▸ **Exercise details**
Return each entry precisely as it appears below.

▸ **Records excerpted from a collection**
Start of Block

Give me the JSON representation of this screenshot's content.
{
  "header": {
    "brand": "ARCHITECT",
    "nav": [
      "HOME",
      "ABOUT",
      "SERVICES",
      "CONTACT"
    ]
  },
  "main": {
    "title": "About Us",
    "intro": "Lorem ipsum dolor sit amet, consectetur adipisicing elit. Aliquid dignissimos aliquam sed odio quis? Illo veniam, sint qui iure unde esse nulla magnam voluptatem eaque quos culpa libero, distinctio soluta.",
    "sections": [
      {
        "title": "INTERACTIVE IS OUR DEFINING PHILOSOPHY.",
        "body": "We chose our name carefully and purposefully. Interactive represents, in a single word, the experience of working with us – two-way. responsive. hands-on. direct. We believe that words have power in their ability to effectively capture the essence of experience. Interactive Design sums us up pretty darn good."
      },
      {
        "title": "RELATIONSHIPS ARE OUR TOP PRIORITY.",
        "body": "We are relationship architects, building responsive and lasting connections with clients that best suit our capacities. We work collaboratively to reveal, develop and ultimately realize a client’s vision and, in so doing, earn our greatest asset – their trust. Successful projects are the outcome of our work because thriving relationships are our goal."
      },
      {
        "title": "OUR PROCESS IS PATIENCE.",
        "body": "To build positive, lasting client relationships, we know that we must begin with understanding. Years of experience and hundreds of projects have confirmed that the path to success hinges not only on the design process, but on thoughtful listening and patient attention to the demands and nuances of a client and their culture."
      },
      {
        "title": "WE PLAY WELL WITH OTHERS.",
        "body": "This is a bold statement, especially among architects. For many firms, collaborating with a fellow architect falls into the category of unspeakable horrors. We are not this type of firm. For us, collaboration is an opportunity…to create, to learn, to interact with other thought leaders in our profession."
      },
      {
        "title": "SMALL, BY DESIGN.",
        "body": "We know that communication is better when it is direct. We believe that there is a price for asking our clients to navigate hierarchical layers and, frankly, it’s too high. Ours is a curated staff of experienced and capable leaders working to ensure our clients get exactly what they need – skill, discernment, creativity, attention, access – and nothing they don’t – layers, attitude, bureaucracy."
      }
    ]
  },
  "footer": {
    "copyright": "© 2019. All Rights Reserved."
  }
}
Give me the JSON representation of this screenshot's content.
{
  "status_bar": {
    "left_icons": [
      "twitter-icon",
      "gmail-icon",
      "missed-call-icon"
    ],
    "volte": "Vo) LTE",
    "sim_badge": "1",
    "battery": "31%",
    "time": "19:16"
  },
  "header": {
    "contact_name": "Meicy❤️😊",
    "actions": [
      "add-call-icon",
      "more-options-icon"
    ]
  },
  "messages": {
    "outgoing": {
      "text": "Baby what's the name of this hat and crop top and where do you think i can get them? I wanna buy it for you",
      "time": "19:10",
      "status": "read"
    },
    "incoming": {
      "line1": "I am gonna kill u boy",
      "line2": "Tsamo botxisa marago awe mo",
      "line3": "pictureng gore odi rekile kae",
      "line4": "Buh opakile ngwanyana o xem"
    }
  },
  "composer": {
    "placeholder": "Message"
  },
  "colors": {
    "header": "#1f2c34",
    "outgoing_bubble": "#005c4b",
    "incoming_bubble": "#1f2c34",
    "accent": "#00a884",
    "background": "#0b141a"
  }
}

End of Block

▸ **Output of the task**
Give me the JSON representation of this screenshot's content.
{
  "header": {
    "brand": "ARCHITECT",
    "nav": [
      "HOME",
      "ABOUT",
      "SERVICES",
      "CONTACT"
    ]
  },
  "main": {
    "title": "About Us",
    "intro": "Lorem ipsum dolor sit amet, consectetur adipisicing elit. Aliquid dignissimos aliquam sed odio quis? Illo veniam, sint qui iure unde esse nulla magnam voluptatem eaque quos culpa libero, distinctio soluta.",
    "sections": [
      {
        "title": "INTERACTIVE IS OUR DEFINING PHILOSOPHY.",
        "body": "We chose our name carefully and purposefully. Interactive represents, in a single word, the experience of working with us – two-way. responsive. hands-on. direct. We believe that words have power in their ability to effectively capture the essence of experience. Interactive Design sums us up pretty darn good."
      },
      {
        "title": "RELATIONSHIPS ARE OUR TOP PRIORITY.",
        "body": "We are relationship architects, building responsive and lasting connections with clients that best suit our capacities. We work collaboratively to reveal, develop and ultimately realize a client’s vision and, in so doing, earn our greatest asset – their trust. Successful projects are the outcome of our work because thriving relationships are our goal."
      },
      {
        "title": "OUR PROCESS IS PATIENCE.",
        "body": "To build positive, lasting client relationships, we know that we must begin with understanding. Years of experience and hundreds of projects have confirmed that the path to success hinges not only on the design process, but on thoughtful listening and patient attention to the demands and nuances of a client and their culture."
      },
      {
        "title": "WE PLAY WELL WITH OTHERS.",
        "body": "This is a bold statement, especially among architects. For many firms, collaborating with a fellow architect falls into the category of unspeakable horrors. We are not this type of firm. For us, collaboration is an opportunity…to create, to learn, to interact with other thought leaders in our profession."
      },
      {
        "title": "SMALL, BY DESIGN.",
        "body": "We know that communication is better when it is direct. We believe that there is a price for asking our clients to navigate hierarchical layers and, frankly, it’s too high. Ours is a curated staff of experienced and capable leaders working to ensure our clients get exactly what they need – skill, discernment, creativity, attention, access – and nothing they don’t – layers, attitude, bureaucracy."
      }
    ]
  },
  "footer": {
    "copyright": "© 2019. All Rights Reserved."
  }
}
Give me the JSON representation of this screenshot's content.
{
  "status_bar": {
    "left_icons": [
      "twitter-icon",
      "gmail-icon",
      "missed-call-icon"
    ],
    "volte": "Vo) LTE",
    "sim_badge": "1",
    "battery": "31%",
    "time": "19:16"
  },
  "header": {
    "contact_name": "Meicy❤️😊",
    "actions": [
      "add-call-icon",
      "more-options-icon"
    ]
  },
  "messages": {
    "outgoing": {
      "text": "Baby what's the name of this hat and crop top and where do you think i can get them? I wanna buy it for you",
      "time": "19:10",
      "status": "read"
    },
    "incoming": {
      "line1": "I am gonna kill u boy",
      "line2": "Tsamo botxisa marago awe mo",
      "line3": "pictureng gore odi rekile kae",
      "line4": "Buh opakile ngwanyana o xem"
    }
  },
  "composer": {
    "placeholder": "Message"
  },
  "colors": {
    "header": "#1f2c34",
    "outgoing_bubble": "#005c4b",
    "incoming_bubble": "#1f2c34",
    "accent": "#00a884",
    "background": "#0b141a"
  }
}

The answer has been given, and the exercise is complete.